■ **What is needed**: Give back the entries verbatim.

Interface dataset entries
--
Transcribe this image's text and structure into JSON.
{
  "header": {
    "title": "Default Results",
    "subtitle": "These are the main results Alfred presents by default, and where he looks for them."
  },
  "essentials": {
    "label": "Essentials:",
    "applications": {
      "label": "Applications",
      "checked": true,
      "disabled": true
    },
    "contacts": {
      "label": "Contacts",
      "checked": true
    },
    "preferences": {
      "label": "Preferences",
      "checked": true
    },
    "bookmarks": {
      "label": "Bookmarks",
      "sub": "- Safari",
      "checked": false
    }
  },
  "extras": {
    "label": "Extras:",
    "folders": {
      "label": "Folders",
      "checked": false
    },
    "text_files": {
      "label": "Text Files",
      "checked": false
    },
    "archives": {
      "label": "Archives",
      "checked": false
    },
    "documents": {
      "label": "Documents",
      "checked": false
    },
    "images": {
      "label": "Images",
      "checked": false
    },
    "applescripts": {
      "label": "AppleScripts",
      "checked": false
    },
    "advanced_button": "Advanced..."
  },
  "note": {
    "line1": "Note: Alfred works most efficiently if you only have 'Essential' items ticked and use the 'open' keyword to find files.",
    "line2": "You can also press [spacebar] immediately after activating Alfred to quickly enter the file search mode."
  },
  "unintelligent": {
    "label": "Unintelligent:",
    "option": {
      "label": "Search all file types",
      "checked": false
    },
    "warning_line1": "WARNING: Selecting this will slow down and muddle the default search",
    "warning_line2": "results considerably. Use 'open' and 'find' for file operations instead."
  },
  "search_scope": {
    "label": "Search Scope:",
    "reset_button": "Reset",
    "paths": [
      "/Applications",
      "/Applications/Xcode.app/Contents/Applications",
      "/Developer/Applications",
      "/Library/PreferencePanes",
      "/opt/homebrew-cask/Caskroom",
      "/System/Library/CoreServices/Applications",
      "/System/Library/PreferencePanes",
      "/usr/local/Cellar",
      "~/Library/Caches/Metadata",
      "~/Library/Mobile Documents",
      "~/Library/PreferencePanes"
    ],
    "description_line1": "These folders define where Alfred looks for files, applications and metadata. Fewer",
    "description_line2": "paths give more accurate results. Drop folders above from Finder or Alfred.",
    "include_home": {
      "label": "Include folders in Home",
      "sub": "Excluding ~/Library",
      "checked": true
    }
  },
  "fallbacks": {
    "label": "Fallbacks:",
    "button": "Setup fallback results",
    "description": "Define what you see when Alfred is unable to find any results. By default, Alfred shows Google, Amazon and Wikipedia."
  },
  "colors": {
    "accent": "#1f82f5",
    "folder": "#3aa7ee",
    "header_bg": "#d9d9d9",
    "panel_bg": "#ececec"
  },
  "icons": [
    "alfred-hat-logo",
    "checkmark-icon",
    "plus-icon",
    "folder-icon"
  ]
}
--
■ **Result of the task**:
Transcribe this image's text and structure into JSON.
{
  "header": {
    "title": "Default Results",
    "subtitle": "These are the main results Alfred presents by default, and where he looks for them."
  },
  "essentials": {
    "label": "Essentials:",
    "applications": {
      "label": "Applications",
      "checked": true,
      "disabled": true
    },
    "contacts": {
      "label": "Contacts",
      "checked": true
    },
    "preferences": {
      "label": "Preferences",
      "checked": true
    },
    "bookmarks": {
      "label": "Bookmarks",
      "sub": "- Safari",
      "checked": false
    }
  },
  "extras": {
    "label": "Extras:",
    "folders": {
      "label": "Folders",
      "checked": false
    },
    "text_files": {
      "label": "Text Files",
      "checked": false
    },
    "archives": {
      "label": "Archives",
      "checked": false
    },
    "documents": {
      "label": "Documents",
      "checked": false
    },
    "images": {
      "label": "Images",
      "checked": false
    },
    "applescripts": {
      "label": "AppleScripts",
      "checked": false
    },
    "advanced_button": "Advanced..."
  },
  "note": {
    "line1": "Note: Alfred works most efficiently if you only have 'Essential' items ticked and use the 'open' keyword to find files.",
    "line2": "You can also press [spacebar] immediately after activating Alfred to quickly enter the file search mode."
  },
  "unintelligent": {
    "label": "Unintelligent:",
    "option": {
      "label": "Search all file types",
      "checked": false
    },
    "warning_line1": "WARNING: Selecting this will slow down and muddle the default search",
    "warning_line2": "results considerably. Use 'open' and 'find' for file operations instead."
  },
  "search_scope": {
    "label": "Search Scope:",
    "reset_button": "Reset",
    "paths": [
      "/Applications",
      "/Applications/Xcode.app/Contents/Applications",
      "/Developer/Applications",
      "/Library/PreferencePanes",
      "/opt/homebrew-cask/Caskroom",
      "/System/Library/CoreServices/Applications",
      "/System/Library/PreferencePanes",
      "/usr/local/Cellar",
      "~/Library/Caches/Metadata",
      "~/Library/Mobile Documents",
      "~/Library/PreferencePanes"
    ],
    "description_line1": "These folders define where Alfred looks for files, applications and metadata. Fewer",
    "description_line2": "paths give more accurate results. Drop folders above from Finder or Alfred.",
    "include_home": {
      "label": "Include folders in Home",
      "sub": "Excluding ~/Library",
      "checked": true
    }
  },
  "fallbacks": {
    "label": "Fallbacks:",
    "button": "Setup fallback results",
    "description": "Define what you see when Alfred is unable to find any results. By default, Alfred shows Google, Amazon and Wikipedia."
  },
  "colors": {
    "accent": "#1f82f5",
    "folder": "#3aa7ee",
    "header_bg": "#d9d9d9",
    "panel_bg": "#ececec"
  },
  "icons": [
    "alfred-hat-logo",
    "checkmark-icon",
    "plus-icon",
    "folder-icon"
  ]
}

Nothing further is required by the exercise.